Built in 1393, these are the last remaining medieval city gates in the historic city of Xanten, on the banks of the River Rhine. They’re so well-built that a demolition attempt in the 19th century failed to raze them.
The two towers were built by the cities of Kleve and Cologne, which shared administrative responsibility for Xanten in the 14th century. They were once joined together by a bridge over the city’s since-filled in defensive moat.
The coats of arms of these cities are still borne on the outer “Owl Towers” of the defensive complex. This pair of round, cone-topped turrets got their avian name after several centuries of disrepair left them a favored haunt for the screeching nocturnal birds.
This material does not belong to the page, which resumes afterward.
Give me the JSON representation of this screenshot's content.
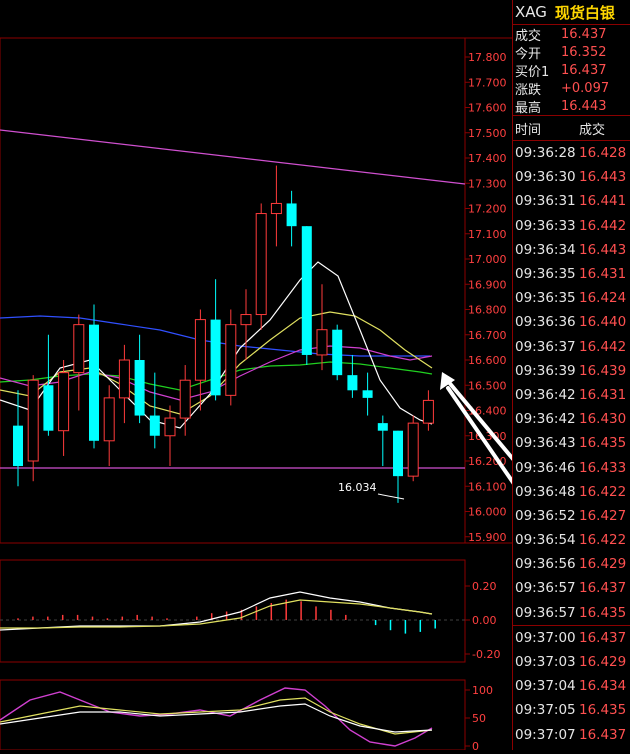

For any would-be attackers getting past this barbican, a second, castle-like fortified tower straddling the roadway offered a final defensive deterrent.
By the 19th century, the European fashion for fortified city gates was over, and the structures were considered obsolete relics, fit only for destruction. However, the task of removing the well-built towers proved impossible with the tools available. After defying demolition, the gate’s fortifications were restored and used variously as a prison, museum, local office of the “Hitler Youth” movement, and accommodation for archaeologists working on the Roman ruins located in Xanten Archaeological Park.
Today, the beautiful city gates are an impressive welcome to this small cathedral city. Xanten’s tourist bureau, located a short walk away, has converted the innermost bastion into three comfortable tourist apartments for tower lovers and fairytale-fantasists to stay in.
Know Before You Go
The apartments in the innermost tower can be rented from the city information office or website.